And 49 years later, black activists are still leading large-scale movements to address these injustices. On the anniversary of King’s assassination, Fight for 15 workers and Black Lives Matter activists—many already involved in both movements—are joining together for a series of protests across the country to elevate their intersecting demands for racial justice and economic justice. The actions today not only seek to emphasize and build upon African Americans’ inextricable and intertwined struggle for both civil rights and economic justice of the 1960s, but create a broader front of intersectional progressive power to face off against the Trump administration’s attempt to roll back both.

Activists in 24 cities will be mounting demonstrations and teach-ins under the banner of “Fight Racism, Raise Pay.” They plan to call attention to the systematic targeting of communities of color—ranging from abusive local police departments that harass people of color, to Republicans in the states advancing anti-protest legislation in response to Black Lives Matter and Fight for 15 while at the same time stifling local minimum-wage hikes through state legislation. Activists will also call out the Trump administration for advancing an anti-worker agenda, supporting voter suppression, and threatening immigrant communities.

“Our two movements have a common bond in fighting the racism that keeps down people of color everywhere,” said Latierika Blair, a 23-year-old McDonald’s worker in Memphis, in a statement.

The actions center on Memphis, Tennessee, where thousands of workers, activists, and civil rights leaders will march to and hold a memorial outside the Lorraine Motel. In the mid-South city, Fight for 15 activists have encountered aggressive resistance as fast-food workers organized for higher wages and union rights. As The Guardian reported, organizers alleged in an a lawsuit filed in March that, with the “authorization from the president of McDonald’s,” the Memphis police department was authorized to arrest McDonald’s employees and engaged in a “widespread and illegal campaign of surveillance and intimidation.” Last November, the suit states, police officers allegedly followed organizers home after meetings, banned activists from entering city hall, and in one instance even stepped behind a McDonald’s counter to stop workers from signing a petition demanding better working conditions. Based on these and other allegations, the lawsuit argues that the police department was acting in concert with McDonald’s. 

“White supremacy and corporate greed have always been linked in America,” said Chelsea Fuller, an organizer with the Movement for Black Lives, in a statement. “The fast-food workers who are going on strike for $15 an hour and the right to a union are resisting the same institutional racism and oppression that fuels police violence across the country.
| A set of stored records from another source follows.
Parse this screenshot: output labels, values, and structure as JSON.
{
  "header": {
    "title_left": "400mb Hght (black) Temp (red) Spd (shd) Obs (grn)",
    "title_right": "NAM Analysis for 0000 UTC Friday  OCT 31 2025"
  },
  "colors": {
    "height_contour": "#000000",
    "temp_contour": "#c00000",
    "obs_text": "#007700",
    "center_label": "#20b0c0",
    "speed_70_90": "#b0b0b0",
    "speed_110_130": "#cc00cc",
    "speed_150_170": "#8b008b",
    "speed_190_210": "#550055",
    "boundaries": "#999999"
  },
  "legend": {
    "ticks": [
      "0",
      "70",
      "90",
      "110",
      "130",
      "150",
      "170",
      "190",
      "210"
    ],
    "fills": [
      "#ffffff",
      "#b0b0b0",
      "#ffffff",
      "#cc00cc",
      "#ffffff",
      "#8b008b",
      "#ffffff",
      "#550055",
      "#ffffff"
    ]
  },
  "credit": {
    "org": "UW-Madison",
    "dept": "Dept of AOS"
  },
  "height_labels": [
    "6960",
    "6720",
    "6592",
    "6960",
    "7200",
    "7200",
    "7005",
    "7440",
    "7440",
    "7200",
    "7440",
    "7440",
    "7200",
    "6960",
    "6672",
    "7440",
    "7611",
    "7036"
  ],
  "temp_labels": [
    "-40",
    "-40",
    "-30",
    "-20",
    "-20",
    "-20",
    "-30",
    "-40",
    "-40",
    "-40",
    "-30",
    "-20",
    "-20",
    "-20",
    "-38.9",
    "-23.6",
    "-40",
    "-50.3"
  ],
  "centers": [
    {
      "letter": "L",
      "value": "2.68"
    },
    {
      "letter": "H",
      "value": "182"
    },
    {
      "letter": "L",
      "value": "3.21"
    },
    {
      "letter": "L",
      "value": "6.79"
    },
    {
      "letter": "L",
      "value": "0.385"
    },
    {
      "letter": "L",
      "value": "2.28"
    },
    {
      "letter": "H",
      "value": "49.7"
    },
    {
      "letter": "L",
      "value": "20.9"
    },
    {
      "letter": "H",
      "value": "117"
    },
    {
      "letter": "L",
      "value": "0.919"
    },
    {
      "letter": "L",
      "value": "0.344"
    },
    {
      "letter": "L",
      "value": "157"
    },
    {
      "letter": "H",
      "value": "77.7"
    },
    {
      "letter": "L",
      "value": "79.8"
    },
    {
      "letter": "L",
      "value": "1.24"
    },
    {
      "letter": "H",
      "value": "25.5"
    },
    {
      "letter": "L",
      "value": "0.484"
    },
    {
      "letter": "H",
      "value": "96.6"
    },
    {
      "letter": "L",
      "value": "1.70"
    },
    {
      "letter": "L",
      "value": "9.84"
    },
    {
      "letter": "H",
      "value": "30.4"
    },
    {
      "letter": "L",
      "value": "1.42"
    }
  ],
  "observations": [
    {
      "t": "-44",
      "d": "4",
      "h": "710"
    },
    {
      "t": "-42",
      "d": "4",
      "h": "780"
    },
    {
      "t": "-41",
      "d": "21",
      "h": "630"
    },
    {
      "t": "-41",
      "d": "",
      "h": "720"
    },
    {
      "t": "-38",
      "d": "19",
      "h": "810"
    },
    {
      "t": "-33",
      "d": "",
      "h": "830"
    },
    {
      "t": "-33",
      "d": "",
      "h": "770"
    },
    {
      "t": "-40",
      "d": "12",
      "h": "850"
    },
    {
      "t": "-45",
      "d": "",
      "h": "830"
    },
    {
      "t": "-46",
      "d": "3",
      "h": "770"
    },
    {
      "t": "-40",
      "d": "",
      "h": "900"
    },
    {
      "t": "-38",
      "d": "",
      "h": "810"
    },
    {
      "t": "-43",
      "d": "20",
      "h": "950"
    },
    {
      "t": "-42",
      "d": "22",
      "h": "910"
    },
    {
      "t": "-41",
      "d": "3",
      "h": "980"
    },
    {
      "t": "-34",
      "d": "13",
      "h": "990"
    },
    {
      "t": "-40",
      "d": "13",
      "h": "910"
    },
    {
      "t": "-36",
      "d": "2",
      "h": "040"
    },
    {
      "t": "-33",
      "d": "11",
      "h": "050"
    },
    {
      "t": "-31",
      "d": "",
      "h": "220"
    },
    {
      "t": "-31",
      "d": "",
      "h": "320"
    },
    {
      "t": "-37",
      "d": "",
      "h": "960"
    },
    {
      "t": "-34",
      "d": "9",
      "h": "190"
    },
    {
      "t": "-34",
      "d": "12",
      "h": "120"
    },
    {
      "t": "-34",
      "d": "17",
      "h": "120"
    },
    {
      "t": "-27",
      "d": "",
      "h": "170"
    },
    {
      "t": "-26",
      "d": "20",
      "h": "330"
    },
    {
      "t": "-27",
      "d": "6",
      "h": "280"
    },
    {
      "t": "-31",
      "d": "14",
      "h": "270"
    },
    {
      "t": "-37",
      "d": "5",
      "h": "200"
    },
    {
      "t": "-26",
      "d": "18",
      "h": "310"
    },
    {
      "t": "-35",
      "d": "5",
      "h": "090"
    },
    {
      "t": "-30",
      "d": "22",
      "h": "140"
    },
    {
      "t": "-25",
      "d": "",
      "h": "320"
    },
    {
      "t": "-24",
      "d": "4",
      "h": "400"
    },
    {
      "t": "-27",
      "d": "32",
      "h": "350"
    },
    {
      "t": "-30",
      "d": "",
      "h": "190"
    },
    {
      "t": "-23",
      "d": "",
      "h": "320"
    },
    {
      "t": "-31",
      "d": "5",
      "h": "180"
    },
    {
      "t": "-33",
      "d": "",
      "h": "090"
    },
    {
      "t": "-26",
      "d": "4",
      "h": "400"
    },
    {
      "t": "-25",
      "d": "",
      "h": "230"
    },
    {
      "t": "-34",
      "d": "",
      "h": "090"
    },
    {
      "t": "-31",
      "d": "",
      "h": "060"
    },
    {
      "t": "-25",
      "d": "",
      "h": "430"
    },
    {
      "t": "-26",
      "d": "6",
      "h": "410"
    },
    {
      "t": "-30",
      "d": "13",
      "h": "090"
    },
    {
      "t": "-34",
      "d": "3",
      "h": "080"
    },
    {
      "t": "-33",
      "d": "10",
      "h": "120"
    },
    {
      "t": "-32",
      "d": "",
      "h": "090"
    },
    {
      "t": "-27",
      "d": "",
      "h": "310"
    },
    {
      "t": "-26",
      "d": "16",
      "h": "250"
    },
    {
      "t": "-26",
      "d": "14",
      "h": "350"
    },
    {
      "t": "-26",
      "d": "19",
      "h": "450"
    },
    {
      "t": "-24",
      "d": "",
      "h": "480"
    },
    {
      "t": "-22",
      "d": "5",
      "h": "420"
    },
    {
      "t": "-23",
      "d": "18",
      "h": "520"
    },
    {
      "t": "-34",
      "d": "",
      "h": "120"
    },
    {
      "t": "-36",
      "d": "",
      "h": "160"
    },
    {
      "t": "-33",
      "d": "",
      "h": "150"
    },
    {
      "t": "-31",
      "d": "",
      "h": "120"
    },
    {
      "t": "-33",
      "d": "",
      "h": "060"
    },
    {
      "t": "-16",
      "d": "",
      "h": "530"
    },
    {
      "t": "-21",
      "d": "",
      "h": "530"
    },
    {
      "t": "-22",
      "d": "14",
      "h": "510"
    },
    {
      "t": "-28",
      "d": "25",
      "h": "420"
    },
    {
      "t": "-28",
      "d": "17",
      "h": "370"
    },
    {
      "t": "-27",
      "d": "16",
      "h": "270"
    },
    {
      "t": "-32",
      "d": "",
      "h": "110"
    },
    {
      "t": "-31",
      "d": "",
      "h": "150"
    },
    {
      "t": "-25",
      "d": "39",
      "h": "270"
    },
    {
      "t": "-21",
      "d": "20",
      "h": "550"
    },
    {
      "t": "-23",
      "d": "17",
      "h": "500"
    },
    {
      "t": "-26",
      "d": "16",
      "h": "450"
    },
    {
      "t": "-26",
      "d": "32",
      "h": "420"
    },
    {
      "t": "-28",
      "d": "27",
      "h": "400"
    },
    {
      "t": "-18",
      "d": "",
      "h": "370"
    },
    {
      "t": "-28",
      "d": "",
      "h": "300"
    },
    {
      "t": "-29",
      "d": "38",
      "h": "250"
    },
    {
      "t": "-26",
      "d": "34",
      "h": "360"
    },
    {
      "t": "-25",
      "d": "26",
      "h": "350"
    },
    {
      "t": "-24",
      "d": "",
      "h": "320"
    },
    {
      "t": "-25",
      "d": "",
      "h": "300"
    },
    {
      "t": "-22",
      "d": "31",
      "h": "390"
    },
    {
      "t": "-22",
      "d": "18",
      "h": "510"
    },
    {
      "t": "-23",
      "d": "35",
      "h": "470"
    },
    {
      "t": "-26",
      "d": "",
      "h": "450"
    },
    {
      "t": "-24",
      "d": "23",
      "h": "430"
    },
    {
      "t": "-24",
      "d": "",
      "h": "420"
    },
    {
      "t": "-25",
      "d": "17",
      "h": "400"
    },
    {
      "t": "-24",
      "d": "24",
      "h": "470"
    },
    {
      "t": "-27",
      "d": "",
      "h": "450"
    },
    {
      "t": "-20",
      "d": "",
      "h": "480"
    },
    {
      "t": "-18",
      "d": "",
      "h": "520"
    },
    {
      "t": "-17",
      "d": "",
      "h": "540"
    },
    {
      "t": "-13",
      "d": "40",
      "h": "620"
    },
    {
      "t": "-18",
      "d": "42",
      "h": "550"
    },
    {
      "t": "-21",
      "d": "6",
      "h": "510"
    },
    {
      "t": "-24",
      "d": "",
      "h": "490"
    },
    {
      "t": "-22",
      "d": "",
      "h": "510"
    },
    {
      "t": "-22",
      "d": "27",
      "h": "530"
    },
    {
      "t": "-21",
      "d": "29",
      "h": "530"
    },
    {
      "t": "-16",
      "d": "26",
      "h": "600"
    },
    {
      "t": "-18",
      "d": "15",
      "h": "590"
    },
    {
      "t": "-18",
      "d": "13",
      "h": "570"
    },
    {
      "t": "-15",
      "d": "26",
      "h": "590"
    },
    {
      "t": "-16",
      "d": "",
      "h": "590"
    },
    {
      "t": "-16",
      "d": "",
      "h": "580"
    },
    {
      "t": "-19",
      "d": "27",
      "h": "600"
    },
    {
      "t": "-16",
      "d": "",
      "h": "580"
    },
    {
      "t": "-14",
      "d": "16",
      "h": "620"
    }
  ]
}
We are stronger when we stand together, and so our movements are going to keep fighting back against the twin evils of racial and economic inequality that continue to hold back black and brown people.”

Less than 250 miles southeast, in Alabama, the state legislature, dominated by white lawmakers, passed a law prohibiting localities from instituting their own minimum-wage laws after the city council in majority-black Birmingham had passed legislation in 2015 to phase in a $10.10 hourly minimum wage. The NAACP promptly responded with a lawsuit claiming that the GOP super-majorities in the statehouse and the Republican governor rammed through the legislation in 16 days in order to block Birmingham’s ordinance—which would have largely benefited black low-wage workers—from going into effect, a move that the lawsuit claims was tainted with “racial animus” and undermines the power of the city’s black electorate. A judge has since thrown out the case. (Continued)